=== Begin Enclosure ===
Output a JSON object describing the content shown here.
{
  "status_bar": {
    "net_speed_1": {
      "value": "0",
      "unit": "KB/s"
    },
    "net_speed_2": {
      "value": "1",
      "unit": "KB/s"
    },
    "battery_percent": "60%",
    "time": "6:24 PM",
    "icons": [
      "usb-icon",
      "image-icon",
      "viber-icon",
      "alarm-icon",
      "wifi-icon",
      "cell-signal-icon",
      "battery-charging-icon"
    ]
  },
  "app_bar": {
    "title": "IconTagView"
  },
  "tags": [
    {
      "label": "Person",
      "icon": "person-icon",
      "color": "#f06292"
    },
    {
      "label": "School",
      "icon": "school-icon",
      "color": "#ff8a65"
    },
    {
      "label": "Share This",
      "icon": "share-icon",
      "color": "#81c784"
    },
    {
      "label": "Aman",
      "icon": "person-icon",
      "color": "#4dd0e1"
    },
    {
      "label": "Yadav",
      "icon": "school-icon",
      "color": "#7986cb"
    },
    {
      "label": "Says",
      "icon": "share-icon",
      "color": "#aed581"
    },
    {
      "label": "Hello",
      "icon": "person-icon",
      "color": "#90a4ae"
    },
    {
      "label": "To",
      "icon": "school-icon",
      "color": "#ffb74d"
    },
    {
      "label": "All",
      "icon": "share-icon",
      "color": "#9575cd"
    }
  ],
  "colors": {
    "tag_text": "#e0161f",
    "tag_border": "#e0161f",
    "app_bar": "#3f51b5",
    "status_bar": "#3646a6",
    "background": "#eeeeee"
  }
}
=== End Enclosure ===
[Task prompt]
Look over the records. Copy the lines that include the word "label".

[Exercise response]
      "label": "Person",
      "label": "School",
      "label": "Share This",
      "label": "Aman",
      "label": "Yadav",
      "label": "Says",
      "label": "Hello",
      "label": "To",
      "label": "All",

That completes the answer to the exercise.